Former Bibb County school Superintendent Romain Dallemand wants $10 million from the school system for what he maintains are violations of his severance agreement with the district.
In his filing with the American Arbitration Association, Dallemand contends that school board members “flagrantly and intentionally” breached his severance agreement and committed “acts of libel and slander” against him.
Specifically, Dallemand cites paragraphs six and seven of the agreement, which state that board members had agreed to release Dallemand of “all claims, known or unknown,” and that they would “not make any statement of any kind ... that may reasonably be considered to disparage or impugn the other’s work and/or reputation.”
The Telegraph obtained the Jan. 28 filing through an Open Records Act request. Dallemand paid a filing fee of $14,900 to the association, documents showed.
The Telegraph tried to contact Dallemand at his Florida home. A person who identified himself as Dallemand answered the phone. When a Telegraph reporter identified himself, Dallemand said “no comment” and hung up.
Board members declined to comment on the complaint, saying the matter involved pending litigation.
In the filing, Dallemand also condemned an audit report from the accounting firm Mauldin & Jenkins nearly a year ago, maintaining that it contained “fictive and false findings” and “unjustly impugned and maligned” his reputation.
That audit, presented to the Bibb school board after Dallemand had left the district, said Dallemand had repeatedly violated school board policy by ordering more than $26 million in technology equipment and services without the required, prior approval of the board.
Later, the school system sent a copy of that audit and the findings of its own investigation to the state’s Professional Standards Commission, Georgia’s educator regulatory agency, and the state Attorney General’s Office. This past October, the PSC voted to revoke Dallemand’s certification.
In his complaint, Dallemand attached exhibits to support his claim, including a copy of the audit in question and three Telegraph articles. Those articles detailed the audit’s findings, the board’s aim to explore options for investigating the matter, and former interim Superintendent Steve Smith’s intention to notify the PSC.
Dallemand’s arbitration filing came just a couple of weeks after he appealed the PSC’s revocation of his license, asking the agency to reverse its decision and reopen the proceedings. He claimed he was never notified of the decision and learned of it only after the 30-day appeal period had passed.
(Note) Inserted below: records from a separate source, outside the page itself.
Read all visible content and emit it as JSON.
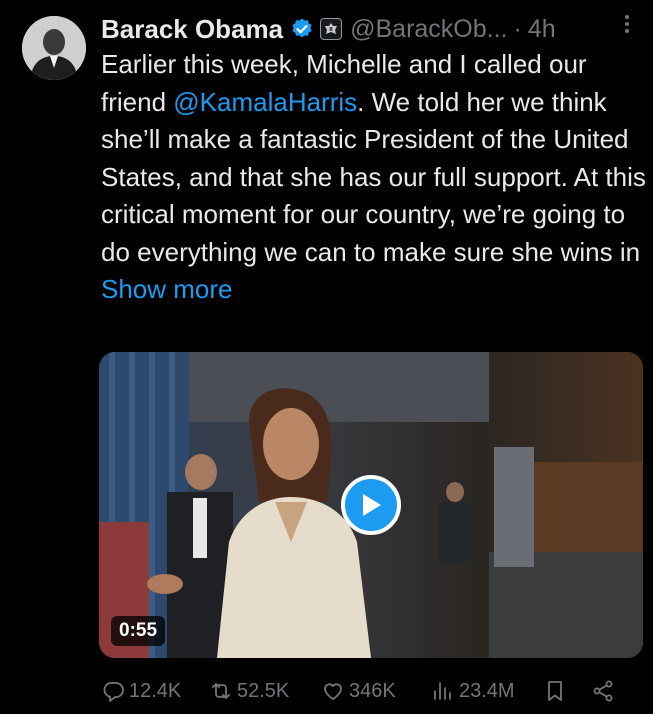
{
  "author": {
    "name": "Barack Obama",
    "handle": "@BarackOb...",
    "separator": "·",
    "time": "4h"
  },
  "tweet": {
    "text_before_mention": "Earlier this week, Michelle and I called our friend ",
    "mention": "@KamalaHarris",
    "text_after_mention": ". We told her we think she’ll make a fantastic President of the United States, and that she has our full support. At this critical moment for our country, we’re going to do everything we can to make sure she wins in ",
    "show_more": "Show more"
  },
  "media": {
    "duration": "0:55"
  },
  "actions": {
    "replies": "12.4K",
    "reposts": "52.5K",
    "likes": "346K",
    "views": "23.4M"
  },
  "colors": {
    "background": "#000000",
    "text": "#e7e9ea",
    "muted": "#71767b",
    "accent": "#1d9bf0"
  },
  "icons": [
    "verified-badge-icon",
    "government-seal-icon",
    "more-options-icon",
    "play-icon",
    "reply-icon",
    "repost-icon",
    "like-icon",
    "views-icon",
    "bookmark-icon",
    "share-icon"
  ]
}
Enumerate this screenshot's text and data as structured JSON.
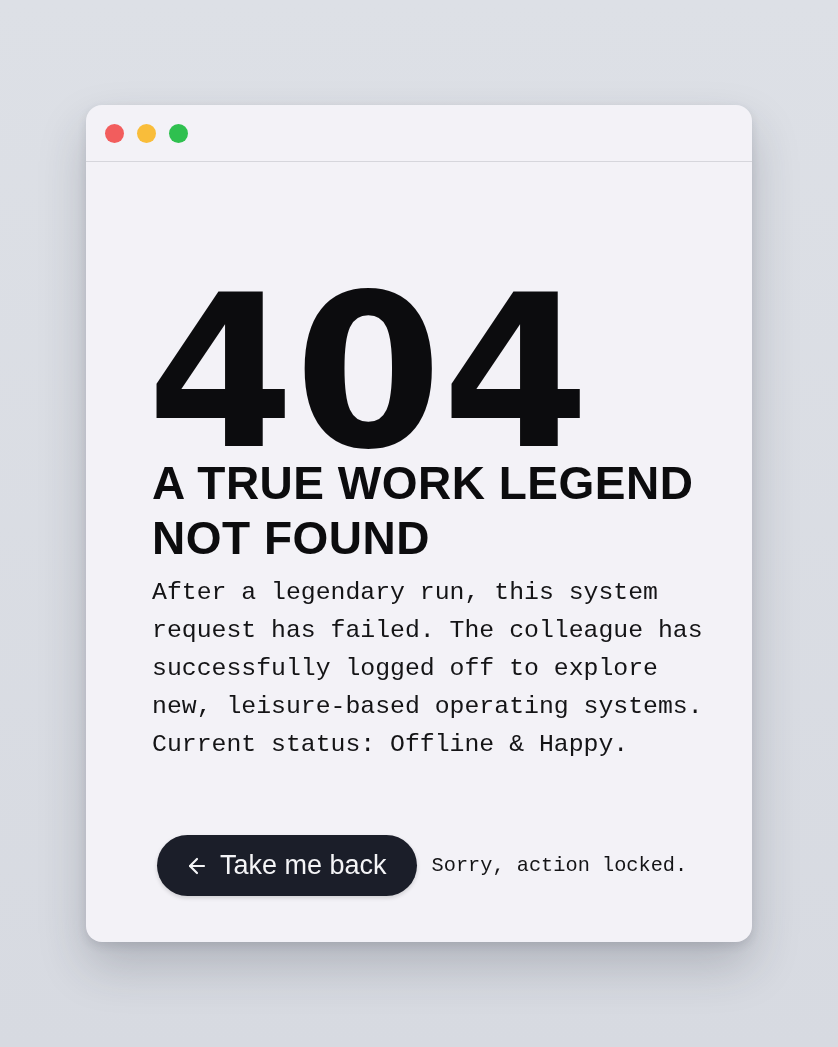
{
  "window": {
    "controls": [
      {
        "color": "#f25d5d"
      },
      {
        "color": "#f9bd3a"
      },
      {
        "color": "#2fc04f"
      }
    ]
  },
  "error_code": "404",
  "heading": "A TRUE WORK LEGEND NOT FOUND",
  "message": "After a legendary run, this system request has failed. The colleague has successfully logged off to explore new, leisure-based operating systems. Current status: Offline & Happy.",
  "action": {
    "label": "Take me back"
  },
  "note": "Sorry, action locked."
}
The appeal was denied, said Paul Shaw, director of the PSC’s ethics division. If Dallemand wants his license back, he added, he will have to start by filing suit in Superior Court.
Dallemand was hired as the district’s superintendent in February 2011. He launched a strategic plan for the district, which he dubbed the Macon Miracle. His administration was beset by controversy, from clashes with board members to questions about his spending.
The board eventually voted 7-1, with Lester Miller voting against, to buy out Dallemand’s contract for $350,000 in February 2013.
Information from The Telegraph’s archives was used in this report. To contact writer David Schick, call 744-4382.